- _Exercise inputs_
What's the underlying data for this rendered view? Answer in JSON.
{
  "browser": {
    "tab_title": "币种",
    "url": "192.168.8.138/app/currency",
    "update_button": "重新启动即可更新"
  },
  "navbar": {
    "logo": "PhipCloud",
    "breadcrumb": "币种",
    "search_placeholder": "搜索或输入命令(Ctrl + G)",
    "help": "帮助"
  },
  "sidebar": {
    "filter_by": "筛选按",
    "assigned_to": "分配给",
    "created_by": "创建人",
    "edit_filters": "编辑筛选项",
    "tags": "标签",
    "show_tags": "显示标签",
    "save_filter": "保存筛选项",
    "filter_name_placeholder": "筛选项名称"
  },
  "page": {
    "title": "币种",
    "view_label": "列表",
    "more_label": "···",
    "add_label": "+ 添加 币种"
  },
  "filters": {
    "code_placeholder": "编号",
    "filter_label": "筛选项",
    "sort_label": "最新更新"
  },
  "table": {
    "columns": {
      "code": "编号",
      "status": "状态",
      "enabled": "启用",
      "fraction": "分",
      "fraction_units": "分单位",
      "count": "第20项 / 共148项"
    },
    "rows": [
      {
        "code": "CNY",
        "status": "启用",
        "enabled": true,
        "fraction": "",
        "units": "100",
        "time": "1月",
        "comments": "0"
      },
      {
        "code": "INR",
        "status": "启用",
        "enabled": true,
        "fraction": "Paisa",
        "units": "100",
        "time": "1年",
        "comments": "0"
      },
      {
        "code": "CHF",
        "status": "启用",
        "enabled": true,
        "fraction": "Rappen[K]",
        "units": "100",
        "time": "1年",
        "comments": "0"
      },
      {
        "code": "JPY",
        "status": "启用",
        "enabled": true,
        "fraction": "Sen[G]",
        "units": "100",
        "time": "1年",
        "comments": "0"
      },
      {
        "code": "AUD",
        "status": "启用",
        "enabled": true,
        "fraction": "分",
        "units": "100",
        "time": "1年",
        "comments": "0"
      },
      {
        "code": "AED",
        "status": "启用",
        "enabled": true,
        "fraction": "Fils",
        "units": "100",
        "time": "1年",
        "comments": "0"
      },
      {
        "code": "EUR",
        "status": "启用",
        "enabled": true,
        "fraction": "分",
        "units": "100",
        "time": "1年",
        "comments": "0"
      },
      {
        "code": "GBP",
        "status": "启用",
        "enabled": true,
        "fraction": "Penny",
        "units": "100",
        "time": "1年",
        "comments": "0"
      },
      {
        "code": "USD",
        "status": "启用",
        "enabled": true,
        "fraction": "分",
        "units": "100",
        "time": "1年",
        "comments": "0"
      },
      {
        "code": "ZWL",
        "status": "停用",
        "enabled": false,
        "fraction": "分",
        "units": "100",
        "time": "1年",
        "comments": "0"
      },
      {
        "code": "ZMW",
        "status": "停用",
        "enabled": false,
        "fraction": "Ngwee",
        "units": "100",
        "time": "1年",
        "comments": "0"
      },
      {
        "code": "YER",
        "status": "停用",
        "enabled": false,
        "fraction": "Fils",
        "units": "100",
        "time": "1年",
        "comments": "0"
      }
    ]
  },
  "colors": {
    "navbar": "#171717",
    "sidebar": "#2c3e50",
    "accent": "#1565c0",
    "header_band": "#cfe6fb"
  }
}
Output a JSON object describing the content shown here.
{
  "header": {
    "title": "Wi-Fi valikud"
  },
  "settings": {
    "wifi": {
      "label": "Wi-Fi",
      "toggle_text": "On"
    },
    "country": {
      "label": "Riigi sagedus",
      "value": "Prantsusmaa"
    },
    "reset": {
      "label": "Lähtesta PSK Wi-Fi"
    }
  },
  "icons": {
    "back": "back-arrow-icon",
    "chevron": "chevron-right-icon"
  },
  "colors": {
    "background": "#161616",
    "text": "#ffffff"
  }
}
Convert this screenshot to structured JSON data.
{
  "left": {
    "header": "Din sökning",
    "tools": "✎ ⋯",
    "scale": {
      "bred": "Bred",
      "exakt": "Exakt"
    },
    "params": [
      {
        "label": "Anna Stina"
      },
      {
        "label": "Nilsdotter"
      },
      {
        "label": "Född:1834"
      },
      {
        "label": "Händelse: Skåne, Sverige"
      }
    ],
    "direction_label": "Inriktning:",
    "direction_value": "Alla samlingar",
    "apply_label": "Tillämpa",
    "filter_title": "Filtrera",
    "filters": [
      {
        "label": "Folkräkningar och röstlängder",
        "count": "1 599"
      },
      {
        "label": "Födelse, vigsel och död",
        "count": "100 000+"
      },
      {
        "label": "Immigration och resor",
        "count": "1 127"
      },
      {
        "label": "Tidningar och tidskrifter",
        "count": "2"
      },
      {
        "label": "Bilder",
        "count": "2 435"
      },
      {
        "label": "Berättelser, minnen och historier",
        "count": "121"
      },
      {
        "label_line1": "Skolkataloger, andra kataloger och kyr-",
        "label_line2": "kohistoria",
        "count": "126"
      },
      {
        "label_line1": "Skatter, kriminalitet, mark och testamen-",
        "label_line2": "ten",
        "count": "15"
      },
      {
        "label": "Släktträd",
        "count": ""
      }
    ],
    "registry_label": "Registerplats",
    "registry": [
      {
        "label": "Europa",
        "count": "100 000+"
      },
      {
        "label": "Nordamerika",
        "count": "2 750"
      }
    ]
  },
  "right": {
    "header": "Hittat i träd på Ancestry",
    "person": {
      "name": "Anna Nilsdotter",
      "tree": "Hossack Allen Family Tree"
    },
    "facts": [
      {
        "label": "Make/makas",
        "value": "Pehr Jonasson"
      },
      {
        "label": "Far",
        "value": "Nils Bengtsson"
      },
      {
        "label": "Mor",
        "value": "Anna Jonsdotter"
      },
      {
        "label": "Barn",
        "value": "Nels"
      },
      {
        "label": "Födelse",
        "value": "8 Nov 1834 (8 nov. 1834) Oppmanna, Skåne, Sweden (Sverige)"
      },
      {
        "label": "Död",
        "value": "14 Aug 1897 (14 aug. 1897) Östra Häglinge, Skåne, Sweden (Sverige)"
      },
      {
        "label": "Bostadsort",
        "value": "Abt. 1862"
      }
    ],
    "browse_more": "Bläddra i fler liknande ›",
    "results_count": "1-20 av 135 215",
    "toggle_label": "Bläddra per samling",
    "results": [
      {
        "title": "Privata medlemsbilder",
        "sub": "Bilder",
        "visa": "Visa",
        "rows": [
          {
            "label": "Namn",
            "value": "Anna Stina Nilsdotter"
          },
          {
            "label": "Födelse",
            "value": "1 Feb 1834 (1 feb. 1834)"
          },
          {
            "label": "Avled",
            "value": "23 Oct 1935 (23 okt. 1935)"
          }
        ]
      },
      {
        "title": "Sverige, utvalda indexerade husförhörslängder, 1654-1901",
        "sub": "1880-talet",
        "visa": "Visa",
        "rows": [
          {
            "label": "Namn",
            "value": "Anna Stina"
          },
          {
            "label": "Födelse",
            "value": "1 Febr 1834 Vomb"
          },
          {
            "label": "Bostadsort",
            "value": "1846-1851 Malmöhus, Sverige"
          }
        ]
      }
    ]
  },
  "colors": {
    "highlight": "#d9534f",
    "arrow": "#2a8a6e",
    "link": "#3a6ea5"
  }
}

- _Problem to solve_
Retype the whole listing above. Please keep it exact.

- _Result_
What's the underlying data for this rendered view? Answer in JSON.
{
  "browser": {
    "tab_title": "币种",
    "url": "192.168.8.138/app/currency",
    "update_button": "重新启动即可更新"
  },
  "navbar": {
    "logo": "PhipCloud",
    "breadcrumb": "币种",
    "search_placeholder": "搜索或输入命令(Ctrl + G)",
    "help": "帮助"
  },
  "sidebar": {
    "filter_by": "筛选按",
    "assigned_to": "分配给",
    "created_by": "创建人",
    "edit_filters": "编辑筛选项",
    "tags": "标签",
    "show_tags": "显示标签",
    "save_filter": "保存筛选项",
    "filter_name_placeholder": "筛选项名称"
  },
  "page": {
    "title": "币种",
    "view_label": "列表",
    "more_label": "···",
    "add_label": "+ 添加 币种"
  },
  "filters": {
    "code_placeholder": "编号",
    "filter_label": "筛选项",
    "sort_label": "最新更新"
  },
  "table": {
    "columns": {
      "code": "编号",
      "status": "状态",
      "enabled": "启用",
      "fraction": "分",
      "fraction_units": "分单位",
      "count": "第20项 / 共148项"
    },
    "rows": [
      {
        "code": "CNY",
        "status": "启用",
        "enabled": true,
        "fraction": "",
        "units": "100",
        "time": "1月",
        "comments": "0"
      },
      {
        "code": "INR",
        "status": "启用",
        "enabled": true,
        "fraction": "Paisa",
        "units": "100",
        "time": "1年",
        "comments": "0"
      },
      {
        "code": "CHF",
        "status": "启用",
        "enabled": true,
        "fraction": "Rappen[K]",
        "units": "100",
        "time": "1年",
        "comments": "0"
      },
      {
        "code": "JPY",
        "status": "启用",
        "enabled": true,
        "fraction": "Sen[G]",
        "units": "100",
        "time": "1年",
        "comments": "0"
      },
      {
        "code": "AUD",
        "status": "启用",
        "enabled": true,
        "fraction": "分",
        "units": "100",
        "time": "1年",
        "comments": "0"
      },
      {
        "code": "AED",
        "status": "启用",
        "enabled": true,
        "fraction": "Fils",
        "units": "100",
        "time": "1年",
        "comments": "0"
      },
      {
        "code": "EUR",
        "status": "启用",
        "enabled": true,
        "fraction": "分",
        "units": "100",
        "time": "1年",
        "comments": "0"
      },
      {
        "code": "GBP",
        "status": "启用",
        "enabled": true,
        "fraction": "Penny",
        "units": "100",
        "time": "1年",
        "comments": "0"
      },
      {
        "code": "USD",
        "status": "启用",
        "enabled": true,
        "fraction": "分",
        "units": "100",
        "time": "1年",
        "comments": "0"
      },
      {
        "code": "ZWL",
        "status": "停用",
        "enabled": false,
        "fraction": "分",
        "units": "100",
        "time": "1年",
        "comments": "0"
      },
      {
        "code": "ZMW",
        "status": "停用",
        "enabled": false,
        "fraction": "Ngwee",
        "units": "100",
        "time": "1年",
        "comments": "0"
      },
      {
        "code": "YER",
        "status": "停用",
        "enabled": false,
        "fraction": "Fils",
        "units": "100",
        "time": "1年",
        "comments": "0"
      }
    ]
  },
  "colors": {
    "navbar": "#171717",
    "sidebar": "#2c3e50",
    "accent": "#1565c0",
    "header_band": "#cfe6fb"
  }
}
Output a JSON object describing the content shown here.
{
  "header": {
    "title": "Wi-Fi valikud"
  },
  "settings": {
    "wifi": {
      "label": "Wi-Fi",
      "toggle_text": "On"
    },
    "country": {
      "label": "Riigi sagedus",
      "value": "Prantsusmaa"
    },
    "reset": {
      "label": "Lähtesta PSK Wi-Fi"
    }
  },
  "icons": {
    "back": "back-arrow-icon",
    "chevron": "chevron-right-icon"
  },
  "colors": {
    "background": "#161616",
    "text": "#ffffff"
  }
}
Convert this screenshot to structured JSON data.
{
  "left": {
    "header": "Din sökning",
    "tools": "✎ ⋯",
    "scale": {
      "bred": "Bred",
      "exakt": "Exakt"
    },
    "params": [
      {
        "label": "Anna Stina"
      },
      {
        "label": "Nilsdotter"
      },
      {
        "label": "Född:1834"
      },
      {
        "label": "Händelse: Skåne, Sverige"
      }
    ],
    "direction_label": "Inriktning:",
    "direction_value": "Alla samlingar",
    "apply_label": "Tillämpa",
    "filter_title": "Filtrera",
    "filters": [
      {
        "label": "Folkräkningar och röstlängder",
        "count": "1 599"
      },
      {
        "label": "Födelse, vigsel och död",
        "count": "100 000+"
      },
      {
        "label": "Immigration och resor",
        "count": "1 127"
      },
      {
        "label": "Tidningar och tidskrifter",
        "count": "2"
      },
      {
        "label": "Bilder",
        "count": "2 435"
      },
      {
        "label": "Berättelser, minnen och historier",
        "count": "121"
      },
      {
        "label_line1": "Skolkataloger, andra kataloger och kyr-",
        "label_line2": "kohistoria",
        "count": "126"
      },
      {
        "label_line1": "Skatter, kriminalitet, mark och testamen-",
        "label_line2": "ten",
        "count": "15"
      },
      {
        "label": "Släktträd",
        "count": ""
      }
    ],
    "registry_label": "Registerplats",
    "registry": [
      {
        "label": "Europa",
        "count": "100 000+"
      },
      {
        "label": "Nordamerika",
        "count": "2 750"
      }
    ]
  },
  "right": {
    "header": "Hittat i träd på Ancestry",
    "person": {
      "name": "Anna Nilsdotter",
      "tree": "Hossack Allen Family Tree"
    },
    "facts": [
      {
        "label": "Make/makas",
        "value": "Pehr Jonasson"
      },
      {
        "label": "Far",
        "value": "Nils Bengtsson"
      },
      {
        "label": "Mor",
        "value": "Anna Jonsdotter"
      },
      {
        "label": "Barn",
        "value": "Nels"
      },
      {
        "label": "Födelse",
        "value": "8 Nov 1834 (8 nov. 1834) Oppmanna, Skåne, Sweden (Sverige)"
      },
      {
        "label": "Död",
        "value": "14 Aug 1897 (14 aug. 1897) Östra Häglinge, Skåne, Sweden (Sverige)"
      },
      {
        "label": "Bostadsort",
        "value": "Abt. 1862"
      }
    ],
    "browse_more": "Bläddra i fler liknande ›",
    "results_count": "1-20 av 135 215",
    "toggle_label": "Bläddra per samling",
    "results": [
      {
        "title": "Privata medlemsbilder",
        "sub": "Bilder",
        "visa": "Visa",
        "rows": [
          {
            "label": "Namn",
            "value": "Anna Stina Nilsdotter"
          },
          {
            "label": "Födelse",
            "value": "1 Feb 1834 (1 feb. 1834)"
          },
          {
            "label": "Avled",
            "value": "23 Oct 1935 (23 okt. 1935)"
          }
        ]
      },
      {
        "title": "Sverige, utvalda indexerade husförhörslängder, 1654-1901",
        "sub": "1880-talet",
        "visa": "Visa",
        "rows": [
          {
            "label": "Namn",
            "value": "Anna Stina"
          },
          {
            "label": "Födelse",
            "value": "1 Febr 1834 Vomb"
          },
          {
            "label": "Bostadsort",
            "value": "1846-1851 Malmöhus, Sverige"
          }
        ]
      }
    ]
  },
  "colors": {
    "highlight": "#d9534f",
    "arrow": "#2a8a6e",
    "link": "#3a6ea5"
  }
}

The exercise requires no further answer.